Also far from ordinary is the Egyptian onyx bar that sits on an LED lighted tile system technology that Tyler explains was developed in California and guaranteed for 20 years. When you enjoy the metropolitan atmosphere at Ember you are also contributing to land conservation on St. Simons.
DELANEY’S BISTRO & BAR
At Delaney’s Bistro and Bar, the Owner and Executive Chef, Tom Delaney, has a simple business motto: “work hard, provide great service, craft excellent food, and be good to your team.” And it has paid off! Most of his employees have worked for him for years, the cuisine is delectable, and many of his clients are regulars.
Hannah Showalter, owner of Café Frederica, shared that they served 21,627 PANCAKES last year. That’s a lot of flapjacks, but we are not surprised! For over 25 years, the Café has been a breakfast hot spot for locals and visitors alike.
Barbara Jean’s Restaurant & Bar
Barbara Jean’s is a family run restaurant best known for its Crab Cakes, She Crab Soup, and the mysterious Chocolate Stuff. What most people don’t know is that the Chocolate Stuff recipe was made out of necessity.

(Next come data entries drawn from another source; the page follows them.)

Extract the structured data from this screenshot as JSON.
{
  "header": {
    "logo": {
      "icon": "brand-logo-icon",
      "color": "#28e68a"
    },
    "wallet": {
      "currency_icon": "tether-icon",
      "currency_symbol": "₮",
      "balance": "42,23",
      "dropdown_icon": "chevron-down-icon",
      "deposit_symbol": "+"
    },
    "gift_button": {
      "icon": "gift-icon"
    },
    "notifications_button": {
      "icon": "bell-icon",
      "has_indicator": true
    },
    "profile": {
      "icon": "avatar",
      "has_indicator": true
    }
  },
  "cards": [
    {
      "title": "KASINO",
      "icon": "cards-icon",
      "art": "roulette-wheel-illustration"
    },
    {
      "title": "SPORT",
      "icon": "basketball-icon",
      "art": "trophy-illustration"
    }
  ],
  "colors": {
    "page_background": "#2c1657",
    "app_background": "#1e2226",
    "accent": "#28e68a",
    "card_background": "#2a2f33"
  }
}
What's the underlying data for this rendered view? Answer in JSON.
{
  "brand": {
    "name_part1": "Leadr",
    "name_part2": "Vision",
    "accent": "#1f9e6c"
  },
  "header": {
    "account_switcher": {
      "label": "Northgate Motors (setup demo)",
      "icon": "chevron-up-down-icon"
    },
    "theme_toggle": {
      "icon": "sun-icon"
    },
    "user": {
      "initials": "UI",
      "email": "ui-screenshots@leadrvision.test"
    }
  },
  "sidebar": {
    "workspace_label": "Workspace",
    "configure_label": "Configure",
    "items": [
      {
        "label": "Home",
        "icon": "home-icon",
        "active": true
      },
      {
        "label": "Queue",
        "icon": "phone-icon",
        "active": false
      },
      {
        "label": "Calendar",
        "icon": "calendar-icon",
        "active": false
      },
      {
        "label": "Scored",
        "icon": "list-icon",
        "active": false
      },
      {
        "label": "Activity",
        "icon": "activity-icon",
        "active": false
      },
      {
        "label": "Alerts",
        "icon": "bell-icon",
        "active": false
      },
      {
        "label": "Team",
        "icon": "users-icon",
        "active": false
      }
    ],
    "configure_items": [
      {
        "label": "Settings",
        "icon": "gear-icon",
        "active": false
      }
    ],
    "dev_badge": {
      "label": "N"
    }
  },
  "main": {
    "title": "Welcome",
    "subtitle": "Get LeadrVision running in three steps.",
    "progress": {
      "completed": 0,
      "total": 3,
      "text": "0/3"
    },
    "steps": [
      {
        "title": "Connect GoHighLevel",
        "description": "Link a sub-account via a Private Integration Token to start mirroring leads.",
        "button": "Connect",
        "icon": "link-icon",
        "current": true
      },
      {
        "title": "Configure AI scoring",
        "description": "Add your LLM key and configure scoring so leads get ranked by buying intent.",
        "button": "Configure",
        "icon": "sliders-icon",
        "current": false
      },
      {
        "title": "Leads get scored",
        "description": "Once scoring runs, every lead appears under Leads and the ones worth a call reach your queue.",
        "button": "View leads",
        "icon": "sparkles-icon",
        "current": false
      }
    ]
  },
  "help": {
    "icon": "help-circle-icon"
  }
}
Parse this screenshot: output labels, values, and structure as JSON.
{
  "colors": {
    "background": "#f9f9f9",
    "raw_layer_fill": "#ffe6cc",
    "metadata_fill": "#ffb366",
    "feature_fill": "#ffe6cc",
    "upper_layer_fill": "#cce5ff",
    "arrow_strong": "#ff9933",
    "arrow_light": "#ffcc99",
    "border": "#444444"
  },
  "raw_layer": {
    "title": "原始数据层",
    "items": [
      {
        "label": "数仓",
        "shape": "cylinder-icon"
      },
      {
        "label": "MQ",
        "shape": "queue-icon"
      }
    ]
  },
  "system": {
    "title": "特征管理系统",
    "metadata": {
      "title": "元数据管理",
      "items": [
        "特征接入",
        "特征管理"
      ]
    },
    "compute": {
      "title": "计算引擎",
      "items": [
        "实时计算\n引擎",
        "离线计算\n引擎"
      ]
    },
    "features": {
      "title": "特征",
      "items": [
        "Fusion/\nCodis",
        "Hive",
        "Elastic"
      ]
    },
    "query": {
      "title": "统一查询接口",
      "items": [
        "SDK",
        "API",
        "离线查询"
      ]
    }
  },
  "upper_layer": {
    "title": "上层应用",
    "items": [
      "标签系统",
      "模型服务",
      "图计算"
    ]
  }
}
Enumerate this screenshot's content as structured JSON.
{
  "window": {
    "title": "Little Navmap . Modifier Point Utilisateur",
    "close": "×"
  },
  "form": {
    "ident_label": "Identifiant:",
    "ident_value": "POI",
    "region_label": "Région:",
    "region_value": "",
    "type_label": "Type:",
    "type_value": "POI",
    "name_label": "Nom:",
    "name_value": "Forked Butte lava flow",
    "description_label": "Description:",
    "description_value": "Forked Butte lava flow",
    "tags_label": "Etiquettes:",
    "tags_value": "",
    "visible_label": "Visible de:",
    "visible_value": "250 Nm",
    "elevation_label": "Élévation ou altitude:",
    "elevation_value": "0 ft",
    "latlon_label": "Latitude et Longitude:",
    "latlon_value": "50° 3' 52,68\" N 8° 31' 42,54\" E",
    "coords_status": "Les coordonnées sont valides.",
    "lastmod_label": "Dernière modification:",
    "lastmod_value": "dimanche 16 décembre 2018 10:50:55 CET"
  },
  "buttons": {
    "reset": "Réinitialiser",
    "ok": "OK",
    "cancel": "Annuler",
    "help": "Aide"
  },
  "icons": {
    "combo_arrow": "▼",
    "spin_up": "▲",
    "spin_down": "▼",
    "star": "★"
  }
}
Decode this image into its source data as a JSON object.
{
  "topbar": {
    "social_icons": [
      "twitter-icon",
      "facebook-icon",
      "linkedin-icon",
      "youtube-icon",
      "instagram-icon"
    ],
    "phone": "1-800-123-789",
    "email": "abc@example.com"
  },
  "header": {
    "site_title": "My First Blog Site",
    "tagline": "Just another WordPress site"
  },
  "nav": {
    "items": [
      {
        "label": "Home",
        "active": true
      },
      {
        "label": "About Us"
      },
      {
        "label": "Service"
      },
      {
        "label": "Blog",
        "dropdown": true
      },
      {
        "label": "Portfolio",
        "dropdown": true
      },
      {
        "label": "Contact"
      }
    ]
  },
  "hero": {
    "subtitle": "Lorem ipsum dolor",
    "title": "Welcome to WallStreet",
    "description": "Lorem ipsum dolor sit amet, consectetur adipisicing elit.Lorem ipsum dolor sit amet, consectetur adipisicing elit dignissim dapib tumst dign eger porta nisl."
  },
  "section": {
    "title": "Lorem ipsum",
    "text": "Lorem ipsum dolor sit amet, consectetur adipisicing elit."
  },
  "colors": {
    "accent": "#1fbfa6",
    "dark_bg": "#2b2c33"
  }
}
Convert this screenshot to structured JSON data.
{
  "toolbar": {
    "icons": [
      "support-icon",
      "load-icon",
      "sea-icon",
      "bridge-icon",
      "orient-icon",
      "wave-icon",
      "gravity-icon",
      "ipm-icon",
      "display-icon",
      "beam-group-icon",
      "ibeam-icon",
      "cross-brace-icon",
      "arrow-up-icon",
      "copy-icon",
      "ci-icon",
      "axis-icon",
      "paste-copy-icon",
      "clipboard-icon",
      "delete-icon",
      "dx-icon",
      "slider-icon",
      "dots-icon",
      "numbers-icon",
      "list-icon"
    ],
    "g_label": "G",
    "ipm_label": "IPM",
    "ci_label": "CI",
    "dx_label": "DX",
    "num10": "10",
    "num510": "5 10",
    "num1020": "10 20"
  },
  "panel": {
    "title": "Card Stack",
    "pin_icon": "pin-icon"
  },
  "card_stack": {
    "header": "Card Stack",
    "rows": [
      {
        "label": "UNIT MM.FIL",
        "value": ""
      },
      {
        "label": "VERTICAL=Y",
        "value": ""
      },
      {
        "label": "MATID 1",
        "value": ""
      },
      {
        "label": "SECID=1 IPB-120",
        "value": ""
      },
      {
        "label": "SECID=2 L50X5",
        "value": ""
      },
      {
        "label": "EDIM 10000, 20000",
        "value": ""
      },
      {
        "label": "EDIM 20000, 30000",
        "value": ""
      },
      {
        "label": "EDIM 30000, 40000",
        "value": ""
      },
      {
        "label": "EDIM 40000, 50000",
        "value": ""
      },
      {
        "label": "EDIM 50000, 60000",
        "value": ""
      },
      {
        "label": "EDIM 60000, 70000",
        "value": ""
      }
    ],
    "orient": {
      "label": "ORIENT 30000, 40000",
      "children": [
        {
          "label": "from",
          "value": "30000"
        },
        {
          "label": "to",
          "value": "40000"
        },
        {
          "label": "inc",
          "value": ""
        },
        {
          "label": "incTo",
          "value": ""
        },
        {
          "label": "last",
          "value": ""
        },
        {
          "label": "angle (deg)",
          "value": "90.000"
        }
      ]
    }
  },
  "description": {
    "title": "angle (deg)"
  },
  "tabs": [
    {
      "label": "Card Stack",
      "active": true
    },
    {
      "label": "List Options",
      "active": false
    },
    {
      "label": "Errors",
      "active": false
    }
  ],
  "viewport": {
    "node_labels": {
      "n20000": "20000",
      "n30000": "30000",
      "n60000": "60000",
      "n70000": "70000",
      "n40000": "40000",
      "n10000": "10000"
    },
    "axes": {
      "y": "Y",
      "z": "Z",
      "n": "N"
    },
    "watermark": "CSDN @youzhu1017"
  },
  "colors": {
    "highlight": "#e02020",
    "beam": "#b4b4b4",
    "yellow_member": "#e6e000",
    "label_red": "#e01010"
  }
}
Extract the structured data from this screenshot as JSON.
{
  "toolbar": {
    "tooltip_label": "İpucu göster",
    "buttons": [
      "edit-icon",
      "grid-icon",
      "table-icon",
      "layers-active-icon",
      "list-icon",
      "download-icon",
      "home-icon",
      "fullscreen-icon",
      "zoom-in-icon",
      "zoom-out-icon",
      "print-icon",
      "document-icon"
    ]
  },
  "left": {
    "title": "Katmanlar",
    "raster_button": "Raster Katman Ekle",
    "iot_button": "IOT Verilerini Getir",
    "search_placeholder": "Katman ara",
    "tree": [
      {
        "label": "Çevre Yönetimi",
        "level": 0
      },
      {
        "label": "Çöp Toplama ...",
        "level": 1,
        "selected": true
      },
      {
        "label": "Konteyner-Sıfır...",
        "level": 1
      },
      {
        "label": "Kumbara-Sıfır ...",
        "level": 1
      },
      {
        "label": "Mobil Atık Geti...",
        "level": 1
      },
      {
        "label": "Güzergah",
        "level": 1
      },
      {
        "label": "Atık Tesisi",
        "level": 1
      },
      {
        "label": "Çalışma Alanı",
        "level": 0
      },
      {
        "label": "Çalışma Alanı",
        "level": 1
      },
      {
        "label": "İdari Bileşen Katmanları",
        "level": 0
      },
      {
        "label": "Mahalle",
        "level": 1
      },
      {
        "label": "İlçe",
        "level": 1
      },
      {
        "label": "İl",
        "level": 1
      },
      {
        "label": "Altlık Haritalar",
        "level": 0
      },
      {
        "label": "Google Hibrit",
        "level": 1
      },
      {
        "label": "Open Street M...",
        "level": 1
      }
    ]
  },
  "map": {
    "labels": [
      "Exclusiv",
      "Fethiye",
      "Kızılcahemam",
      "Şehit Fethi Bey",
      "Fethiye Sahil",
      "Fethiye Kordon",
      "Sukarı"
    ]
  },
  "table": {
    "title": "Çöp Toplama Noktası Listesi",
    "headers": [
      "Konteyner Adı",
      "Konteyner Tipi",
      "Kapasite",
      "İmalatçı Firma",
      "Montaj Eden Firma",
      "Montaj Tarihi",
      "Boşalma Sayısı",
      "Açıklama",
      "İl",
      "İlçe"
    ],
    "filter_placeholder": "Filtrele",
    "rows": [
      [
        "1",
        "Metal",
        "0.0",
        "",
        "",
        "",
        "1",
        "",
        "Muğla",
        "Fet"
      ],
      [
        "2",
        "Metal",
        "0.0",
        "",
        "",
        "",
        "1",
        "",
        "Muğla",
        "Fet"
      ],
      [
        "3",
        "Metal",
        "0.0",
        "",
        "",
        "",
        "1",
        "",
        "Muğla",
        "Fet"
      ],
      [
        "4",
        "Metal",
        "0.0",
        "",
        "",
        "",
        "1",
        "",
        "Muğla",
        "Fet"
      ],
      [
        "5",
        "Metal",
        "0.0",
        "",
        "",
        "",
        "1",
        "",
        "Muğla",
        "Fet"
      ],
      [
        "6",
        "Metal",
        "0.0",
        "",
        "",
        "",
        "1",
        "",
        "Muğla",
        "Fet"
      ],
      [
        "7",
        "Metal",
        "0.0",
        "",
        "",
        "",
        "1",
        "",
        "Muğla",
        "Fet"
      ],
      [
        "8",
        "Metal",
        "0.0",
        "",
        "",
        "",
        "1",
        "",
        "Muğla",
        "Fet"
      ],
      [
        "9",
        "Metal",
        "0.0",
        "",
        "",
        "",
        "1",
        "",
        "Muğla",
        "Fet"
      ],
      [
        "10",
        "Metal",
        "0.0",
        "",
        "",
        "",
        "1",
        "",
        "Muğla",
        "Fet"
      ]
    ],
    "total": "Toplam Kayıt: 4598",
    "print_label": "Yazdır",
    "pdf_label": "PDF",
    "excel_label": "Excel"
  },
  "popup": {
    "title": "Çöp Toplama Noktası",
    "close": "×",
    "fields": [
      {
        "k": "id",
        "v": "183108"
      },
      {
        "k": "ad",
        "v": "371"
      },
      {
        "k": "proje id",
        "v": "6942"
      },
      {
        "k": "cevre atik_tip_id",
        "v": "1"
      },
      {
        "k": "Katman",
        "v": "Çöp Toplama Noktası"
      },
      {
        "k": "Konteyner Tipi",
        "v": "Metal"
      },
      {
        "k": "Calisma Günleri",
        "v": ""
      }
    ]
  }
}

Owner Jim Barta said that “the heart of Barbara Jean’s is the very real Barbara Jean. She is the creative force behind the recipes we serve and work every day.” Jim explained how “Barbara is not a chocolate eater.” So, when they opened the restaurant they “broke a restaurant industries cardinal rule—having one chocolate dessert on the menu.”
Jim and a local customer encouraged Barbara to add a chocolate offering. Jim recalls “one morning, without fanfare, Barbara went back into the kitchen and less than an hour later announced that in about thirty minutes we would have a chocolate dessert to try. I tried it and so did some of the other folks who were working that day and it was killer, and that’s how ‘The Chocolate Stuff’ came about. I am almost positive though that Barbara has still never even tried it.”